§ **DATA TO PROCESS**
- - -

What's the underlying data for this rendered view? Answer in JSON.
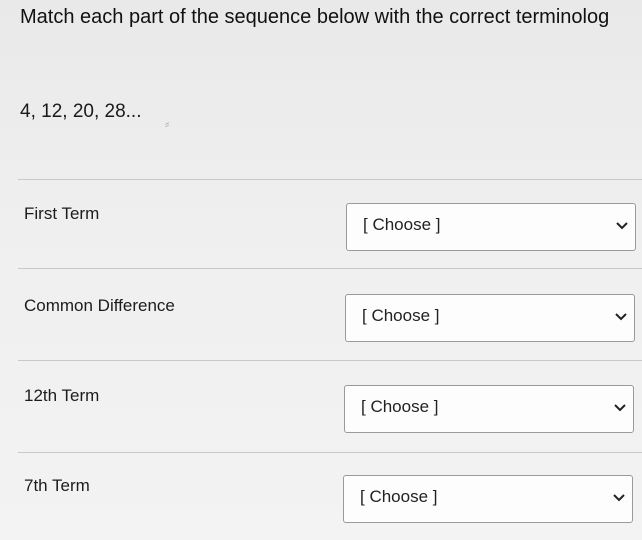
{
  "question": {
    "text": "Match each part of the sequence below with the correct terminolog",
    "sequence": "4, 12, 20, 28..."
  },
  "rows": [
    {
      "label": "First Term",
      "select_value": "[ Choose ]"
    },
    {
      "label": "Common Difference",
      "select_value": "[ Choose ]"
    },
    {
      "label": "12th Term",
      "select_value": "[ Choose ]"
    },
    {
      "label": "7th Term",
      "select_value": "[ Choose ]"
    }
  ],
  "icons": {
    "dropdown": "chevron-down-icon"
  }
}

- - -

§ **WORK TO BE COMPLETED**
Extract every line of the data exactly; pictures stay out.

§ **FINAL ANSWER**
What's the underlying data for this rendered view? Answer in JSON.
{
  "question": {
    "text": "Match each part of the sequence below with the correct terminolog",
    "sequence": "4, 12, 20, 28..."
  },
  "rows": [
    {
      "label": "First Term",
      "select_value": "[ Choose ]"
    },
    {
      "label": "Common Difference",
      "select_value": "[ Choose ]"
    },
    {
      "label": "12th Term",
      "select_value": "[ Choose ]"
    },
    {
      "label": "7th Term",
      "select_value": "[ Choose ]"
    }
  ],
  "icons": {
    "dropdown": "chevron-down-icon"
  }
}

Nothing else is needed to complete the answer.